In 2012, we (Curran and David Nutt, Imperial) conducted a live fMRI study of the effects of MDMA, which formed the basis of a two-part documentary, `Drugs Live: the ecstasy trial', funded and broadcast by Channel 4. This was watched by over two million people across the UK (audience of 1.92m on first episode, Wed 26th Sept 2012) and prompted the biggest online debate of any programme on that channel to date (including twitter, Channel 4's own data, newspapers, podcasts). The programme was described by C4's commissioning editor as "a programme that only Channel 4 would be brave enough to transmit" [j].

Sources to corroborate the impact

[a] Corroboration of Curran's contributions to the ACMD can be obtained from ACMD secretary, UK Home Office. Contact details provided.
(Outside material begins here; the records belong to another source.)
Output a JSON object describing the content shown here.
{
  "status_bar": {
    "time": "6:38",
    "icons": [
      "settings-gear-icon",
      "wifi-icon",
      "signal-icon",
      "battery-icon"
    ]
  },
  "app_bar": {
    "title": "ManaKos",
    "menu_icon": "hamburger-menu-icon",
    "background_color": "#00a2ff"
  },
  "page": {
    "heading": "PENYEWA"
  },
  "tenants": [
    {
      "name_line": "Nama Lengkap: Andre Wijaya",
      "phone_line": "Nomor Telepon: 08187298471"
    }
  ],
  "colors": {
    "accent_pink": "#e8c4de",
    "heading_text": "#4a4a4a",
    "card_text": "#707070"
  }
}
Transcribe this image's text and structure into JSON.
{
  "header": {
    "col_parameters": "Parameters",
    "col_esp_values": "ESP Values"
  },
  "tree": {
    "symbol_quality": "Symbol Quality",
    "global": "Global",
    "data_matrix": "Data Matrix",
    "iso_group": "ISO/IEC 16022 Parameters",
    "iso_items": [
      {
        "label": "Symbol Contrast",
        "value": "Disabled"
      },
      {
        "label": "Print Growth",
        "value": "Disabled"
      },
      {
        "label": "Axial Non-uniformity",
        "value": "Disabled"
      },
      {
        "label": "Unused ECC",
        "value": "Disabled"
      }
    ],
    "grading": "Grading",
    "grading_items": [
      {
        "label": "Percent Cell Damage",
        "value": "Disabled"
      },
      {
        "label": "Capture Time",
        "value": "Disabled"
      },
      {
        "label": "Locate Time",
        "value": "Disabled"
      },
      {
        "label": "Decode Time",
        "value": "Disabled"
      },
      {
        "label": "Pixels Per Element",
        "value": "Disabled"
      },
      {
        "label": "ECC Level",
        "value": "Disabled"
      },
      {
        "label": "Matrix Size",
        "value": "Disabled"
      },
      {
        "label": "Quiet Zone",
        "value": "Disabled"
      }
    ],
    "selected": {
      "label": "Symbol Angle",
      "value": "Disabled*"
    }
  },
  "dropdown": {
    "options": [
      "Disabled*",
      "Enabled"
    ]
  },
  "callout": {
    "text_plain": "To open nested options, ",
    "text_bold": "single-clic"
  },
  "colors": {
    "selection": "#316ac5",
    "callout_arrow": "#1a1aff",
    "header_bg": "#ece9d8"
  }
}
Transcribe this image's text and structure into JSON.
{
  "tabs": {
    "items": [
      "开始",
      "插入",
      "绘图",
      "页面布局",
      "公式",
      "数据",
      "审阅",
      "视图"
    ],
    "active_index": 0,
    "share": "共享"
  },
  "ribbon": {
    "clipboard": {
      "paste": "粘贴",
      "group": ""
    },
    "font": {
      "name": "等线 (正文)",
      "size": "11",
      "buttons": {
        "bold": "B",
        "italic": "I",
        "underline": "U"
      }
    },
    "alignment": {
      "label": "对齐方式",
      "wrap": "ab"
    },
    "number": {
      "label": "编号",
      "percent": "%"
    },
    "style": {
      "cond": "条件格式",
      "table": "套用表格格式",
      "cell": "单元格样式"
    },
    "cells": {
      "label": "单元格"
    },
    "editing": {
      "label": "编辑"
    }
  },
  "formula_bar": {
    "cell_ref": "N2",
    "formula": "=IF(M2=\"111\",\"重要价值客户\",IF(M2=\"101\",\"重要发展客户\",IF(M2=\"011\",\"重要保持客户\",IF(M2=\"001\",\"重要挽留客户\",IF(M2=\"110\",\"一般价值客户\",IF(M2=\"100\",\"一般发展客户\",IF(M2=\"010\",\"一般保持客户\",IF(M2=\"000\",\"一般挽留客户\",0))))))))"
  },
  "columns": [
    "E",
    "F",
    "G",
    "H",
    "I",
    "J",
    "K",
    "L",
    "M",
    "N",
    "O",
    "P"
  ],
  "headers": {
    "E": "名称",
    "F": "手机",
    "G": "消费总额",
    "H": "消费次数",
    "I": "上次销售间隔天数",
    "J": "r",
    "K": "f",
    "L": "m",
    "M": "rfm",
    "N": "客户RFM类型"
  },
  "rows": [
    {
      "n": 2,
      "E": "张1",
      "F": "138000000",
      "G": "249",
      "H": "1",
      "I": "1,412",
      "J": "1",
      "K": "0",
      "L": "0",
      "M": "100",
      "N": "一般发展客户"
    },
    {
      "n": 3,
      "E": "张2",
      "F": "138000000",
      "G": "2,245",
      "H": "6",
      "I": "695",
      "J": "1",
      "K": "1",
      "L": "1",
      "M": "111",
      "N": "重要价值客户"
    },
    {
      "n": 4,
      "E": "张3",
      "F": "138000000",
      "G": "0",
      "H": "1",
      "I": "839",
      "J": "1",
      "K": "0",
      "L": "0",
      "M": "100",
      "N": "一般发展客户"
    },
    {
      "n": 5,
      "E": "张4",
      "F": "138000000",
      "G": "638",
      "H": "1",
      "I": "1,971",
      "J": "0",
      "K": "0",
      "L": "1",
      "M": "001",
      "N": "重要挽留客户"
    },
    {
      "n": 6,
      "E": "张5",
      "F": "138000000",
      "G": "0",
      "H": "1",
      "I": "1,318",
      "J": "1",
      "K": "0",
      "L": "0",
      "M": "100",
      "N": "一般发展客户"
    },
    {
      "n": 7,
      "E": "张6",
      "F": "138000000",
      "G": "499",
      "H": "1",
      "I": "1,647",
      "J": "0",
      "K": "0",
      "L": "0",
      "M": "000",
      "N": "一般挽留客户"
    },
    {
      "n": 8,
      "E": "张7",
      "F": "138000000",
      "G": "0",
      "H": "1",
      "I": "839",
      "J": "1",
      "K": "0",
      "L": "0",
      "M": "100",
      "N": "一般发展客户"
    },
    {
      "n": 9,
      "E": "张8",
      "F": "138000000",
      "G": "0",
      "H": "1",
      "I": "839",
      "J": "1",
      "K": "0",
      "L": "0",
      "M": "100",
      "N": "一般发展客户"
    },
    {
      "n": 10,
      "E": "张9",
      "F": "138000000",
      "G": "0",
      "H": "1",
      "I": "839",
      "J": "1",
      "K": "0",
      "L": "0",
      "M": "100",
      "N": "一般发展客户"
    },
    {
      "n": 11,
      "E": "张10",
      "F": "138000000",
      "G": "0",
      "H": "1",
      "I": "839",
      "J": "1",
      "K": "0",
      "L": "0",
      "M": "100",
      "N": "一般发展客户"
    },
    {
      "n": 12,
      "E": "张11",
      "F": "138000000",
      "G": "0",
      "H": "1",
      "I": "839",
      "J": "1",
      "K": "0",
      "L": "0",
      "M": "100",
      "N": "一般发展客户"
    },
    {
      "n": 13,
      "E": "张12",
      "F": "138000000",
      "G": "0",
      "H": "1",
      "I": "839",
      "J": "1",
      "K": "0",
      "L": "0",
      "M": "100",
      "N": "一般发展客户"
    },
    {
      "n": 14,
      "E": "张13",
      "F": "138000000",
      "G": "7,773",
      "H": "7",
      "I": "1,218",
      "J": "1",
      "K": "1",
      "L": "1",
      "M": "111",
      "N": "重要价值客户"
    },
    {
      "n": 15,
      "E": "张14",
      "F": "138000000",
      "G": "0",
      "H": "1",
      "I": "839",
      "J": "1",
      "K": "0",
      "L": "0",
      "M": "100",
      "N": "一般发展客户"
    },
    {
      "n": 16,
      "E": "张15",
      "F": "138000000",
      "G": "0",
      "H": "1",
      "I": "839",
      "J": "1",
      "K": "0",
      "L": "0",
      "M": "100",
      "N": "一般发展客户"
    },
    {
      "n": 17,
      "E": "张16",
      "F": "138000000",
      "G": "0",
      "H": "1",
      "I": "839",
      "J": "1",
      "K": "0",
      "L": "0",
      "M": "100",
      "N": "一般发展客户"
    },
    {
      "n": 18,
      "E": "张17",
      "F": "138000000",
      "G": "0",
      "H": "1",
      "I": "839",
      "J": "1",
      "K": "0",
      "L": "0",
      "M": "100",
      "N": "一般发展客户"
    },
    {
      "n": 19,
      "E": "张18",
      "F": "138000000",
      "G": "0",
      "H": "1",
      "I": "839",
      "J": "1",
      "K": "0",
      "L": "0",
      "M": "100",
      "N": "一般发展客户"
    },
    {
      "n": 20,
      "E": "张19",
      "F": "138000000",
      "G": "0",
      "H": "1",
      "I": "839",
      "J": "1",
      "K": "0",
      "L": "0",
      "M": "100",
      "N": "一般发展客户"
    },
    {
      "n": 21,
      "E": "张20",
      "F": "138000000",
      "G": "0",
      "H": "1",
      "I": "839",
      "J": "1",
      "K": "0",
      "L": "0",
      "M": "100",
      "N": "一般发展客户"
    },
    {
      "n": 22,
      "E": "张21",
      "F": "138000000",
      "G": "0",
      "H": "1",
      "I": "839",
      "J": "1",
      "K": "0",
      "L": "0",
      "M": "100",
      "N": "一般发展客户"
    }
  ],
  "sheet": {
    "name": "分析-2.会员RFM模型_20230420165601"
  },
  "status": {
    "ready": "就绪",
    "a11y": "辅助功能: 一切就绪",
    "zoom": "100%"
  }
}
[c] Link to report `Towards a Safer Drug Policy' is provided towards the bottom of the page:

[d] U.S. v. McCarthy Memorandum and Order (S.D.N.Y.) in MDMA Sentencing — Opinion in U.S. v. McCarthy (S.D.N.Y.) finding that a 500:1 MDMA-to-marijuana equivalency would give rise to a sentence that is greater than necessary to serve the objectives of sentencing, and adopting a marijuana equivalency of 200 grams for MDMA (ecstasy). See also the case's wider citations: Comments on Proposed Amendments to Sentencing Guidelines from the American Civil Liberties Union, March 2012: 19-12.pdf See p. 3 for full description of the case.
Federal Public and Community Defenders submission to the US sentencing commission on proposed priorities for amendment, July 2013, in which Curran's input is also referenced: proposed-priorities-for-amendment-cycle-ending-may-1-2014.pdf?sfvrsn=6

[e] A report from the Netherlands Institute of Mental Health and Addiction used our research in its recommendations. drugs/af/~/media/files/inkijkexemplaren/af1148%20thc%20concentraties%202012_web.ashx
The Netherlands government decision is described in this EU report: See p.75.


[g] Corroboration of the impact of the ketamine review and our other impact through the ISCD can be obtained from the organisation's director. Contact details provided.

[h] Full description of K-Day, including list of project partners: Evaluation report:

[i] Media activities:

[j] `Drugs Live: the ecstasy trial' Further corroboration of impact can be obtained from the CEO of Renegade Films, which made the documentary. Contact details provided.

Viewing figures obtained from Reviews of the programme:

Comments from Channel 4's commissioning editor are included in: